[Data about app and page elements]
----------------

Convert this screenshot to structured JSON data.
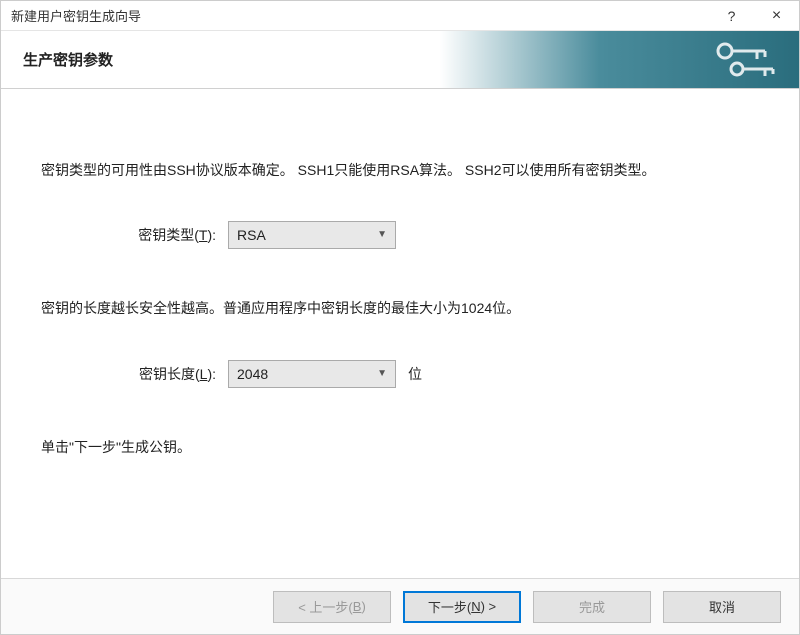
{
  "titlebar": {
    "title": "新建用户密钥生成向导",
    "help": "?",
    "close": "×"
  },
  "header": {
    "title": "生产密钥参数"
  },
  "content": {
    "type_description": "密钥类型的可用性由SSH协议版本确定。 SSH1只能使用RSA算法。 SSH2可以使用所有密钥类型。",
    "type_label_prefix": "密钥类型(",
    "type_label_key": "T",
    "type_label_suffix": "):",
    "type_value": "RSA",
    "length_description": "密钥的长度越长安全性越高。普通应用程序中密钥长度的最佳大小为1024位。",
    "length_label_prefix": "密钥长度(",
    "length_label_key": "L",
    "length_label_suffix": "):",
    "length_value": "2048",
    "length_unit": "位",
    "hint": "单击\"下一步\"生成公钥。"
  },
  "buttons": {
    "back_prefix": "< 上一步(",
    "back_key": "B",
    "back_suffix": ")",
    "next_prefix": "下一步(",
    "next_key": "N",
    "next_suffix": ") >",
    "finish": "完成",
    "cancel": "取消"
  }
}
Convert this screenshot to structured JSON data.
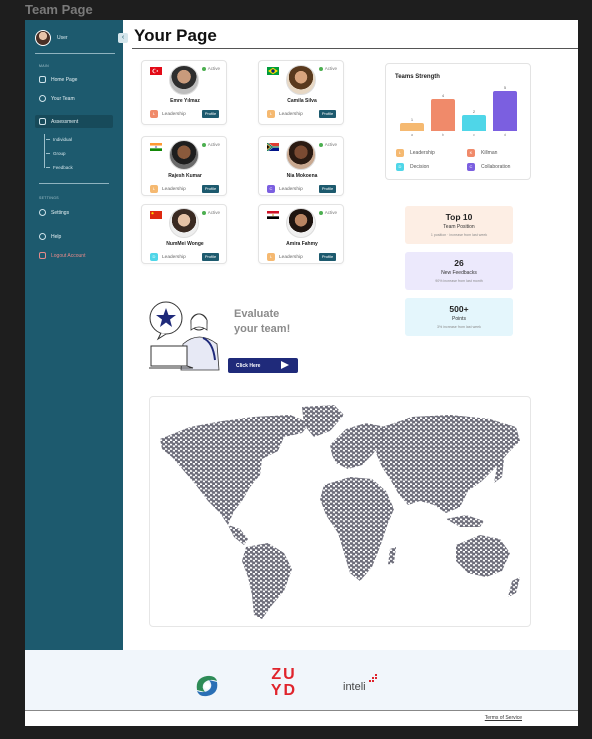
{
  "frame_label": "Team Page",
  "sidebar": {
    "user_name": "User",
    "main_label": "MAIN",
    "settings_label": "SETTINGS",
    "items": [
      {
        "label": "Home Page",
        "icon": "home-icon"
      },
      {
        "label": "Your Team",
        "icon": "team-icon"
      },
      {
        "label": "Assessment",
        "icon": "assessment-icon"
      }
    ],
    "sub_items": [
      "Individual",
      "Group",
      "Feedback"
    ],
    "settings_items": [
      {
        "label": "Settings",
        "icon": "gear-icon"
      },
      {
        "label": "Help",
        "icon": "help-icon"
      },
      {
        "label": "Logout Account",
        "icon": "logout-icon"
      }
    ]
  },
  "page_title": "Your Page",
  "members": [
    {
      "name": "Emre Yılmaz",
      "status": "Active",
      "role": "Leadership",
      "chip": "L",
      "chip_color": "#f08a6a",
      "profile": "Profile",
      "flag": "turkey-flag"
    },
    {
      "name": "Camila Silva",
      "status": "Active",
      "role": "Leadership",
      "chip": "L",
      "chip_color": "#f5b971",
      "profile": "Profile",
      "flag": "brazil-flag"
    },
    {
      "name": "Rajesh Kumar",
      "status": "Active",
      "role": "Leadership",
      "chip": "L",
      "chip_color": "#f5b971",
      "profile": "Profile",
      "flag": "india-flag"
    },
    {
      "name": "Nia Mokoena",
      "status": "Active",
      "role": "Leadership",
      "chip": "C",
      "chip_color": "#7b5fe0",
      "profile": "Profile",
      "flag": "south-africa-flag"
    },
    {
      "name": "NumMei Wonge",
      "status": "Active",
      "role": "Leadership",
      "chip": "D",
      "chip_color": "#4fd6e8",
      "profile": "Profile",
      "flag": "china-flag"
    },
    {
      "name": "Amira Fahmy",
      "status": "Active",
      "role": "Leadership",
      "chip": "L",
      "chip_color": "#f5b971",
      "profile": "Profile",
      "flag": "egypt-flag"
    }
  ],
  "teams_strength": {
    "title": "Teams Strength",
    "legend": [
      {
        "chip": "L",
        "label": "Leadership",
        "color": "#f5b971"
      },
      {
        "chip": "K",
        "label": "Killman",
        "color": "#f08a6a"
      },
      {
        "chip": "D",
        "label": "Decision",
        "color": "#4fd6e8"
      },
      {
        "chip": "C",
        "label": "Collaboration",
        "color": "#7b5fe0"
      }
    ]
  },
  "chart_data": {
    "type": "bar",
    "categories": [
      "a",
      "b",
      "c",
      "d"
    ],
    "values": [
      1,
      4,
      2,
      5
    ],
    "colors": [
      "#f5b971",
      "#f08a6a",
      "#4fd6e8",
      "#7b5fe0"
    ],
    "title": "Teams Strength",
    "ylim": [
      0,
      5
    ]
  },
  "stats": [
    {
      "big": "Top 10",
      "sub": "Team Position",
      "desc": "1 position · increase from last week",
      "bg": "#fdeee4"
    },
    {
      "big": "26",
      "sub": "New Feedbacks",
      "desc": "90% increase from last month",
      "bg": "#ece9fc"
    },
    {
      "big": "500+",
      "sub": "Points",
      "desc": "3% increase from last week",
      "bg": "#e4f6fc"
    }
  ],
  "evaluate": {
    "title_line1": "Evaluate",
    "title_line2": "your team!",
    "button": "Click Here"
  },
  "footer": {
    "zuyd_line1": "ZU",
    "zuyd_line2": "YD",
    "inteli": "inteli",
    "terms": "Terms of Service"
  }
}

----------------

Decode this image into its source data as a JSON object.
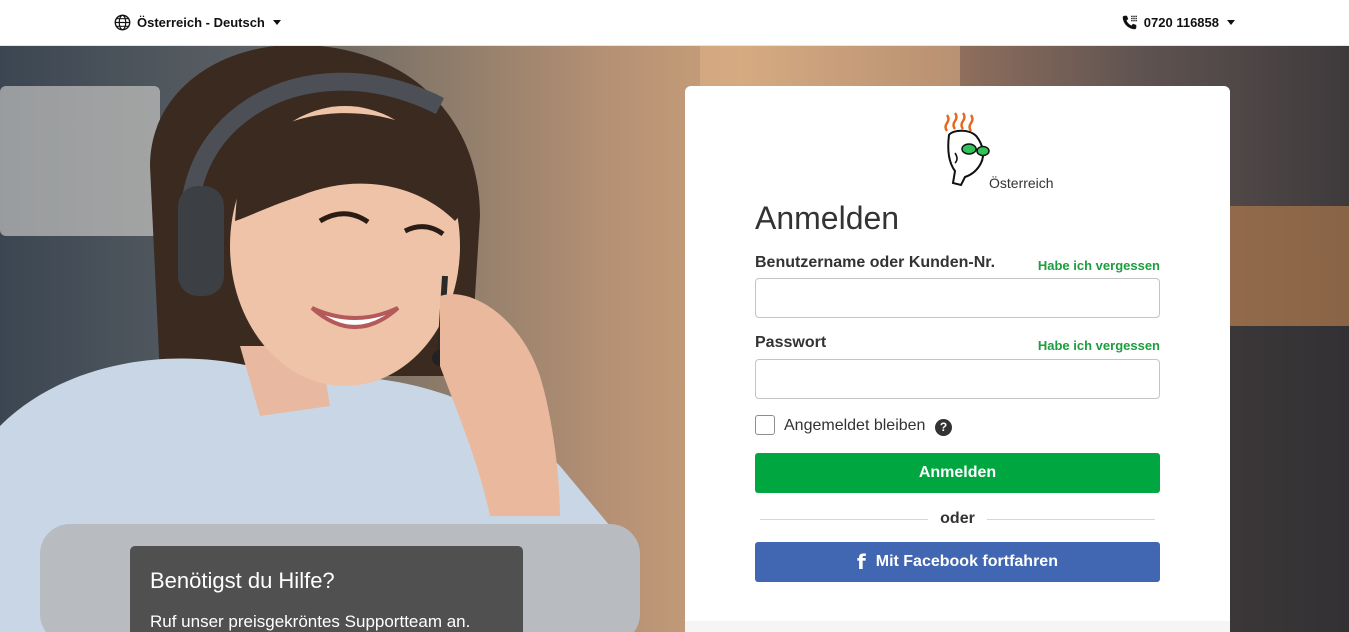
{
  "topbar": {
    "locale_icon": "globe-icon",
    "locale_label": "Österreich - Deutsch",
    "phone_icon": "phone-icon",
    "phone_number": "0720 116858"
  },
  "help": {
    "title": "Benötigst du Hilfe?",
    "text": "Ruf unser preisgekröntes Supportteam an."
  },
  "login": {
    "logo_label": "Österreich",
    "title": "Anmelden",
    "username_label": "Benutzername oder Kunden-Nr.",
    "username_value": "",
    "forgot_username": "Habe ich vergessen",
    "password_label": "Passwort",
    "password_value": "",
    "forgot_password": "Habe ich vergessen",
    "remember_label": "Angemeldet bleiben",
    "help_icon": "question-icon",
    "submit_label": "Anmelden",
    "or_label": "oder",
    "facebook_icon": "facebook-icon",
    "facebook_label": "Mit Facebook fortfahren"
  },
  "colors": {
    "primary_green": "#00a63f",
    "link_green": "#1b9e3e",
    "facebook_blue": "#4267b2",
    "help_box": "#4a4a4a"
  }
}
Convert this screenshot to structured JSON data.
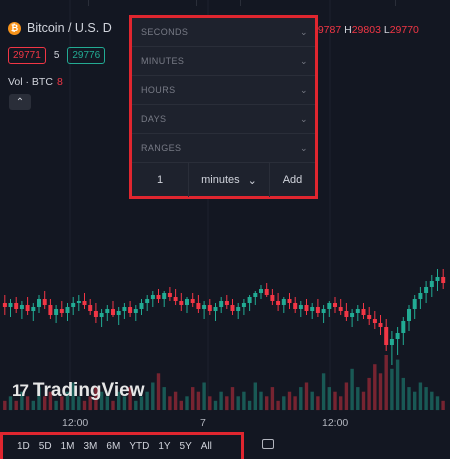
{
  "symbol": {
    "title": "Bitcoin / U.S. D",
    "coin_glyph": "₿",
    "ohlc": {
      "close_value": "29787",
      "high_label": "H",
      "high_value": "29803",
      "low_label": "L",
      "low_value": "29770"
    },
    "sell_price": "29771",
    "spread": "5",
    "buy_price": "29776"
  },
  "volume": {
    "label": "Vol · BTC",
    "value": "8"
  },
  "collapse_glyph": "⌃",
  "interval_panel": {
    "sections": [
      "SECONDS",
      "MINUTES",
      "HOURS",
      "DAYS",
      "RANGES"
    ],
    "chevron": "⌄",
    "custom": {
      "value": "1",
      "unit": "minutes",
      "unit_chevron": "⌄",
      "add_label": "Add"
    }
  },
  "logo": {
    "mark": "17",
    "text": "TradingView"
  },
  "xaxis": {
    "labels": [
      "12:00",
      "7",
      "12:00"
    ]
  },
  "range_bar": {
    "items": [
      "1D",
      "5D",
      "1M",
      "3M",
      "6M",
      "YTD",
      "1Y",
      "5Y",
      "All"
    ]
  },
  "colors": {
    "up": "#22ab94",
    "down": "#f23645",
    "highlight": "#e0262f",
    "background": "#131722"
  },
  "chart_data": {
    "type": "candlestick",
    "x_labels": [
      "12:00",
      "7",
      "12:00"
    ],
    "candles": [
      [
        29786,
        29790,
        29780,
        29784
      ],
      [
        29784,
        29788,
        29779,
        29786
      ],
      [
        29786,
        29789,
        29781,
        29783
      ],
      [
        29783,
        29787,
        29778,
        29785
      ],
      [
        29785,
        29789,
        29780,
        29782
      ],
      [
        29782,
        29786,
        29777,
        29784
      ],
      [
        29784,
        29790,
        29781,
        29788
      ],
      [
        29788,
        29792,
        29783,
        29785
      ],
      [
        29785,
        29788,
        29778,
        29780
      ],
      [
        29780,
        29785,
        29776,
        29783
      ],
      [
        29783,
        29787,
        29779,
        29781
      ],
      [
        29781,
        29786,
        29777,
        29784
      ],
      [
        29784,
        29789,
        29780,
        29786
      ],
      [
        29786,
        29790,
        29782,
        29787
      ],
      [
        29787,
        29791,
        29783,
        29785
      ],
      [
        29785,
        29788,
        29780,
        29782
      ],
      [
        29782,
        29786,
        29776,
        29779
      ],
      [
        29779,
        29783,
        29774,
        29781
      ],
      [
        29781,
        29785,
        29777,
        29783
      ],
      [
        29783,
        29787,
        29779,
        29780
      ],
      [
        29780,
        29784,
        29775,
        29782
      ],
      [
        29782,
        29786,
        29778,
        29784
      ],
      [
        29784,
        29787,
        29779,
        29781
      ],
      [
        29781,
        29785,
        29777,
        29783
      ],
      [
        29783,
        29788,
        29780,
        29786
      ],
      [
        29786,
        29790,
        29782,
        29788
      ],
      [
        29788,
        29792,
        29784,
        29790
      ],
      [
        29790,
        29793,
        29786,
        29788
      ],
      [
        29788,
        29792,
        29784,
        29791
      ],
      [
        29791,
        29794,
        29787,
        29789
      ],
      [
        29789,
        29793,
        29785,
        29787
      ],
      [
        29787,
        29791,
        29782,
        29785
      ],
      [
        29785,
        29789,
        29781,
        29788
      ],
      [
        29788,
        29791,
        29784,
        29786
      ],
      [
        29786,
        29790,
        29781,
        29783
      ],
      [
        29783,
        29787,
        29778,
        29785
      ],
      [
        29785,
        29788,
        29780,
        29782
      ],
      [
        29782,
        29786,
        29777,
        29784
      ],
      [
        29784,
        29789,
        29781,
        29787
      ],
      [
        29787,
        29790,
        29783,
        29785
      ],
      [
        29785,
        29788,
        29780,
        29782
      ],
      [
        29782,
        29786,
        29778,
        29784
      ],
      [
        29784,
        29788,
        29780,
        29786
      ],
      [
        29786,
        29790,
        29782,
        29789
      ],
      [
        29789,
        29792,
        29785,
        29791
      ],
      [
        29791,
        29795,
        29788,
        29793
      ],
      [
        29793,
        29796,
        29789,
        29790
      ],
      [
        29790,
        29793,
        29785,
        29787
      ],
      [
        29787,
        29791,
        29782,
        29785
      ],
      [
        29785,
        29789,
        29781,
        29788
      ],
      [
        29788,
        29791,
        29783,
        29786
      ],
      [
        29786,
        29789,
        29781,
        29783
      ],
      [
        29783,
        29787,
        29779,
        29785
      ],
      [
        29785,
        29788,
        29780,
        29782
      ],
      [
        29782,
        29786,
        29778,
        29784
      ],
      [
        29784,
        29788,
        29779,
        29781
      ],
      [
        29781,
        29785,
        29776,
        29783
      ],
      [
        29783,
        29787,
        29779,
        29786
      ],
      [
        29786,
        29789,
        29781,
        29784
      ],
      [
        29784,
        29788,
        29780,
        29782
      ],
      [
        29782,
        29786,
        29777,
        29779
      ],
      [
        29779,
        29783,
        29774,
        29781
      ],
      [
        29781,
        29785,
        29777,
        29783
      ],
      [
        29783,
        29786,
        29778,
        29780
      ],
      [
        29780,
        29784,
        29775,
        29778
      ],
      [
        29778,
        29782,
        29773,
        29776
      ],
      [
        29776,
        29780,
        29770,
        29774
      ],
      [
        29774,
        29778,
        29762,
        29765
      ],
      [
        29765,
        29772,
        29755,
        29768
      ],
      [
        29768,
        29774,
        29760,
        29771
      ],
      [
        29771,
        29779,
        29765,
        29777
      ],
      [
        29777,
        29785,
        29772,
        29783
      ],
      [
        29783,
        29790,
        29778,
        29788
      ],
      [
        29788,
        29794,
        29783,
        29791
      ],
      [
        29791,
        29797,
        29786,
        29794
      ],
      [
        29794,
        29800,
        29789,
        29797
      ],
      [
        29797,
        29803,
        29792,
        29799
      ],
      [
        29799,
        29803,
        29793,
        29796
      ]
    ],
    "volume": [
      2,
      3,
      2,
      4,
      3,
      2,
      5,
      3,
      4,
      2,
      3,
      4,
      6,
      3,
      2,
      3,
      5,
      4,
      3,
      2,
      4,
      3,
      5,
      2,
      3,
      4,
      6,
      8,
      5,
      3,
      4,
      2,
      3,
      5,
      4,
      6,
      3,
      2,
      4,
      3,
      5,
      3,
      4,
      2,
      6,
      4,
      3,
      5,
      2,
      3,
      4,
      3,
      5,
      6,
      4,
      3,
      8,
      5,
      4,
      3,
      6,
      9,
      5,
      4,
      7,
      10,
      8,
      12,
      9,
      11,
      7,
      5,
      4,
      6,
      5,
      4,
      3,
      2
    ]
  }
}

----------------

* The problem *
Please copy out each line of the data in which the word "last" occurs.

* Written reply *
      "desc": "1 position · increase from last week",
      "desc": "90% increase from last month",
      "desc": "3% increase from last week",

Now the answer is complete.